(Collected data entries)
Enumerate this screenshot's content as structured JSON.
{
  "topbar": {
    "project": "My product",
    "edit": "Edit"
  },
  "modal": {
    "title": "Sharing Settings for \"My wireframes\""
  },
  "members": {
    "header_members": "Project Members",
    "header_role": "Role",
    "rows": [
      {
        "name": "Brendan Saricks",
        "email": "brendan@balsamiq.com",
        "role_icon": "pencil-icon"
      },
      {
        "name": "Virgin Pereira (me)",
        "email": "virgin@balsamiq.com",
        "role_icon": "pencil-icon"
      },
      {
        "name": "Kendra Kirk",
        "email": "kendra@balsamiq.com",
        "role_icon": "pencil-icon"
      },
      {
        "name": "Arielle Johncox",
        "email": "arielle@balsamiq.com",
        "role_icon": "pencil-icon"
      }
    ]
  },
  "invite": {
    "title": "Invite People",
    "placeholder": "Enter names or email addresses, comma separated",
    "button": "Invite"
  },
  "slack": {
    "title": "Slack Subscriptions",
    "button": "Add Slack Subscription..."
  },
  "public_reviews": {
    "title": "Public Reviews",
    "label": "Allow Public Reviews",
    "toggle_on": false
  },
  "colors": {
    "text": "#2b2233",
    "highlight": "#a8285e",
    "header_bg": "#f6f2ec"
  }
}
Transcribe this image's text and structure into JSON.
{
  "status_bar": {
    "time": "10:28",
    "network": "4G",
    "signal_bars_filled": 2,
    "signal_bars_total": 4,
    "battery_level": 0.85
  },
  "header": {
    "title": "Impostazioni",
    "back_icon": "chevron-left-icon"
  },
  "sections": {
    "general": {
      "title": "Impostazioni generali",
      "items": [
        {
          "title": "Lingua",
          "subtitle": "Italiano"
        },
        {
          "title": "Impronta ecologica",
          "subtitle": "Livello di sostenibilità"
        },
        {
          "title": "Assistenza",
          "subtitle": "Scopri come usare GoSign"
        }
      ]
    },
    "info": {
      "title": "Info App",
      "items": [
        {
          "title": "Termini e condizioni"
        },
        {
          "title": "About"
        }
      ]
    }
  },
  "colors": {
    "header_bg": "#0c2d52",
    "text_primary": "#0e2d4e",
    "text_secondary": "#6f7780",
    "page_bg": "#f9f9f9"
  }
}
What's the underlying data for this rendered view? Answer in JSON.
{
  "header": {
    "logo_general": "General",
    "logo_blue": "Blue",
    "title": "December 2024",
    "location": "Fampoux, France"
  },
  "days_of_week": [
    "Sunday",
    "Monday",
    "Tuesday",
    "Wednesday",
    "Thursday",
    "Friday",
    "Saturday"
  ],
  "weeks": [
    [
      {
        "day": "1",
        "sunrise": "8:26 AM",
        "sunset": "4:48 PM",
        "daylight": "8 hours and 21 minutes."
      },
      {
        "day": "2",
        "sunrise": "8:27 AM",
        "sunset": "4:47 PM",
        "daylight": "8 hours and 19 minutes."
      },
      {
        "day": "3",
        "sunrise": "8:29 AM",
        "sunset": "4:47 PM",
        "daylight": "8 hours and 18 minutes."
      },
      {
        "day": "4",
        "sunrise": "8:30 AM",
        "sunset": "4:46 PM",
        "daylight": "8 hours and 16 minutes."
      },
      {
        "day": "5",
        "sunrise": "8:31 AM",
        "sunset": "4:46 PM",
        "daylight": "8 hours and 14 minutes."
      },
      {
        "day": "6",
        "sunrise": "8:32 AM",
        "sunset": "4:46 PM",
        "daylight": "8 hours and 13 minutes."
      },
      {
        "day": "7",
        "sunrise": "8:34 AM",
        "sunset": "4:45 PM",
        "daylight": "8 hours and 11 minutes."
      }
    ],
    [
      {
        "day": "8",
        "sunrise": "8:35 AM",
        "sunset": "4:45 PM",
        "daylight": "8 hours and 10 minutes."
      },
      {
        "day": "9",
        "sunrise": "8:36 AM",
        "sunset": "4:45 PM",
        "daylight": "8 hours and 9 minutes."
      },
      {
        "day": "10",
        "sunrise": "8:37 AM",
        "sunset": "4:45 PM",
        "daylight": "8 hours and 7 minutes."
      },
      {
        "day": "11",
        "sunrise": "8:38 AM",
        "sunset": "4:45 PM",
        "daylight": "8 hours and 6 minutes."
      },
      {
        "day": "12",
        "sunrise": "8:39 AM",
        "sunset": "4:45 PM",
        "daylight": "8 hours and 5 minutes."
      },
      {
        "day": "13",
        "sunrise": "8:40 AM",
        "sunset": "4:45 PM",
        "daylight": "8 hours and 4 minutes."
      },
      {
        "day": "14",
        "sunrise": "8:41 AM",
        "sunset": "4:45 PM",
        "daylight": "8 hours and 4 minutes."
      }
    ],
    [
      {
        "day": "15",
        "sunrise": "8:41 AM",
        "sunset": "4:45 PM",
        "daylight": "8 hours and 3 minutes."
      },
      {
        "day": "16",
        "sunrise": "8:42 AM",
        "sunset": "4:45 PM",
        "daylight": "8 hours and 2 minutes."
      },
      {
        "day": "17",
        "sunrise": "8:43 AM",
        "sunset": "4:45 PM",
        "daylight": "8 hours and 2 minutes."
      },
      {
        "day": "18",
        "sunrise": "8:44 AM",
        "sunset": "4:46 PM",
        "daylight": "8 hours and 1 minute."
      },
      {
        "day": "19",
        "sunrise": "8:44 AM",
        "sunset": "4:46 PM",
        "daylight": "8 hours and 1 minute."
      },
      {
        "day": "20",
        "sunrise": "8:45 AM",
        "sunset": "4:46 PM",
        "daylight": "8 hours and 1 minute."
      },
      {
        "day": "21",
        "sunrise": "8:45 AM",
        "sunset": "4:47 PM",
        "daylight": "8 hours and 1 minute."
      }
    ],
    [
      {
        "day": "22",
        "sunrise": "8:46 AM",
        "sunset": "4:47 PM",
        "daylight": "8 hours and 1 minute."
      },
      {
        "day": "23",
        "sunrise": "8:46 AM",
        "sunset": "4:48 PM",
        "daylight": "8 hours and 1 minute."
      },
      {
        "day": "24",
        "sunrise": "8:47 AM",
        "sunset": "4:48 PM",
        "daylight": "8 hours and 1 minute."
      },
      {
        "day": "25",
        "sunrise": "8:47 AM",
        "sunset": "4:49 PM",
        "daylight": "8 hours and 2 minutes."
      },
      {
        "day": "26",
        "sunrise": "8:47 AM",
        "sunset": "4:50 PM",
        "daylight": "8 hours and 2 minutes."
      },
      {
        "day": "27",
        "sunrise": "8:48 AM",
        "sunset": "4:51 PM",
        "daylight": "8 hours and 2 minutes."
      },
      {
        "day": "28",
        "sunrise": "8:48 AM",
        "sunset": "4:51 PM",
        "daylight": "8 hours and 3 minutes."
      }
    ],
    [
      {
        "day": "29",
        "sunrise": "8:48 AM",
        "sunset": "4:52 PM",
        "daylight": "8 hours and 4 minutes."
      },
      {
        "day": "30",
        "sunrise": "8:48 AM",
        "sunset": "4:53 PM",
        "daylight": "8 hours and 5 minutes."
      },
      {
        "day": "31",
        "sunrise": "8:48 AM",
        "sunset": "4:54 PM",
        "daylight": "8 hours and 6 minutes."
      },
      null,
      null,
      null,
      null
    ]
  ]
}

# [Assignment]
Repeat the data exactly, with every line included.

# [Reply to the exercise]
Enumerate this screenshot's content as structured JSON.
{
  "topbar": {
    "project": "My product",
    "edit": "Edit"
  },
  "modal": {
    "title": "Sharing Settings for \"My wireframes\""
  },
  "members": {
    "header_members": "Project Members",
    "header_role": "Role",
    "rows": [
      {
        "name": "Brendan Saricks",
        "email": "brendan@balsamiq.com",
        "role_icon": "pencil-icon"
      },
      {
        "name": "Virgin Pereira (me)",
        "email": "virgin@balsamiq.com",
        "role_icon": "pencil-icon"
      },
      {
        "name": "Kendra Kirk",
        "email": "kendra@balsamiq.com",
        "role_icon": "pencil-icon"
      },
      {
        "name": "Arielle Johncox",
        "email": "arielle@balsamiq.com",
        "role_icon": "pencil-icon"
      }
    ]
  },
  "invite": {
    "title": "Invite People",
    "placeholder": "Enter names or email addresses, comma separated",
    "button": "Invite"
  },
  "slack": {
    "title": "Slack Subscriptions",
    "button": "Add Slack Subscription..."
  },
  "public_reviews": {
    "title": "Public Reviews",
    "label": "Allow Public Reviews",
    "toggle_on": false
  },
  "colors": {
    "text": "#2b2233",
    "highlight": "#a8285e",
    "header_bg": "#f6f2ec"
  }
}
Transcribe this image's text and structure into JSON.
{
  "status_bar": {
    "time": "10:28",
    "network": "4G",
    "signal_bars_filled": 2,
    "signal_bars_total": 4,
    "battery_level": 0.85
  },
  "header": {
    "title": "Impostazioni",
    "back_icon": "chevron-left-icon"
  },
  "sections": {
    "general": {
      "title": "Impostazioni generali",
      "items": [
        {
          "title": "Lingua",
          "subtitle": "Italiano"
        },
        {
          "title": "Impronta ecologica",
          "subtitle": "Livello di sostenibilità"
        },
        {
          "title": "Assistenza",
          "subtitle": "Scopri come usare GoSign"
        }
      ]
    },
    "info": {
      "title": "Info App",
      "items": [
        {
          "title": "Termini e condizioni"
        },
        {
          "title": "About"
        }
      ]
    }
  },
  "colors": {
    "header_bg": "#0c2d52",
    "text_primary": "#0e2d4e",
    "text_secondary": "#6f7780",
    "page_bg": "#f9f9f9"
  }
}
What's the underlying data for this rendered view? Answer in JSON.
{
  "header": {
    "logo_general": "General",
    "logo_blue": "Blue",
    "title": "December 2024",
    "location": "Fampoux, France"
  },
  "days_of_week": [
    "Sunday",
    "Monday",
    "Tuesday",
    "Wednesday",
    "Thursday",
    "Friday",
    "Saturday"
  ],
  "weeks": [
    [
      {
        "day": "1",
        "sunrise": "8:26 AM",
        "sunset": "4:48 PM",
        "daylight": "8 hours and 21 minutes."
      },
      {
        "day": "2",
        "sunrise": "8:27 AM",
        "sunset": "4:47 PM",
        "daylight": "8 hours and 19 minutes."
      },
      {
        "day": "3",
        "sunrise": "8:29 AM",
        "sunset": "4:47 PM",
        "daylight": "8 hours and 18 minutes."
      },
      {
        "day": "4",
        "sunrise": "8:30 AM",
        "sunset": "4:46 PM",
        "daylight": "8 hours and 16 minutes."
      },
      {
        "day": "5",
        "sunrise": "8:31 AM",
        "sunset": "4:46 PM",
        "daylight": "8 hours and 14 minutes."
      },
      {
        "day": "6",
        "sunrise": "8:32 AM",
        "sunset": "4:46 PM",
        "daylight": "8 hours and 13 minutes."
      },
      {
        "day": "7",
        "sunrise": "8:34 AM",
        "sunset": "4:45 PM",
        "daylight": "8 hours and 11 minutes."
      }
    ],
    [
      {
        "day": "8",
        "sunrise": "8:35 AM",
        "sunset": "4:45 PM",
        "daylight": "8 hours and 10 minutes."
      },
      {
        "day": "9",
        "sunrise": "8:36 AM",
        "sunset": "4:45 PM",
        "daylight": "8 hours and 9 minutes."
      },
      {
        "day": "10",
        "sunrise": "8:37 AM",
        "sunset": "4:45 PM",
        "daylight": "8 hours and 7 minutes."
      },
      {
        "day": "11",
        "sunrise": "8:38 AM",
        "sunset": "4:45 PM",
        "daylight": "8 hours and 6 minutes."
      },
      {
        "day": "12",
        "sunrise": "8:39 AM",
        "sunset": "4:45 PM",
        "daylight": "8 hours and 5 minutes."
      },
      {
        "day": "13",
        "sunrise": "8:40 AM",
        "sunset": "4:45 PM",
        "daylight": "8 hours and 4 minutes."
      },
      {
        "day": "14",
        "sunrise": "8:41 AM",
        "sunset": "4:45 PM",
        "daylight": "8 hours and 4 minutes."
      }
    ],
    [
      {
        "day": "15",
        "sunrise": "8:41 AM",
        "sunset": "4:45 PM",
        "daylight": "8 hours and 3 minutes."
      },
      {
        "day": "16",
        "sunrise": "8:42 AM",
        "sunset": "4:45 PM",
        "daylight": "8 hours and 2 minutes."
      },
      {
        "day": "17",
        "sunrise": "8:43 AM",
        "sunset": "4:45 PM",
        "daylight": "8 hours and 2 minutes."
      },
      {
        "day": "18",
        "sunrise": "8:44 AM",
        "sunset": "4:46 PM",
        "daylight": "8 hours and 1 minute."
      },
      {
        "day": "19",
        "sunrise": "8:44 AM",
        "sunset": "4:46 PM",
        "daylight": "8 hours and 1 minute."
      },
      {
        "day": "20",
        "sunrise": "8:45 AM",
        "sunset": "4:46 PM",
        "daylight": "8 hours and 1 minute."
      },
      {
        "day": "21",
        "sunrise": "8:45 AM",
        "sunset": "4:47 PM",
        "daylight": "8 hours and 1 minute."
      }
    ],
    [
      {
        "day": "22",
        "sunrise": "8:46 AM",
        "sunset": "4:47 PM",
        "daylight": "8 hours and 1 minute."
      },
      {
        "day": "23",
        "sunrise": "8:46 AM",
        "sunset": "4:48 PM",
        "daylight": "8 hours and 1 minute."
      },
      {
        "day": "24",
        "sunrise": "8:47 AM",
        "sunset": "4:48 PM",
        "daylight": "8 hours and 1 minute."
      },
      {
        "day": "25",
        "sunrise": "8:47 AM",
        "sunset": "4:49 PM",
        "daylight": "8 hours and 2 minutes."
      },
      {
        "day": "26",
        "sunrise": "8:47 AM",
        "sunset": "4:50 PM",
        "daylight": "8 hours and 2 minutes."
      },
      {
        "day": "27",
        "sunrise": "8:48 AM",
        "sunset": "4:51 PM",
        "daylight": "8 hours and 2 minutes."
      },
      {
        "day": "28",
        "sunrise": "8:48 AM",
        "sunset": "4:51 PM",
        "daylight": "8 hours and 3 minutes."
      }
    ],
    [
      {
        "day": "29",
        "sunrise": "8:48 AM",
        "sunset": "4:52 PM",
        "daylight": "8 hours and 4 minutes."
      },
      {
        "day": "30",
        "sunrise": "8:48 AM",
        "sunset": "4:53 PM",
        "daylight": "8 hours and 5 minutes."
      },
      {
        "day": "31",
        "sunrise": "8:48 AM",
        "sunset": "4:54 PM",
        "daylight": "8 hours and 6 minutes."
      },
      null,
      null,
      null,
      null
    ]
  ]
}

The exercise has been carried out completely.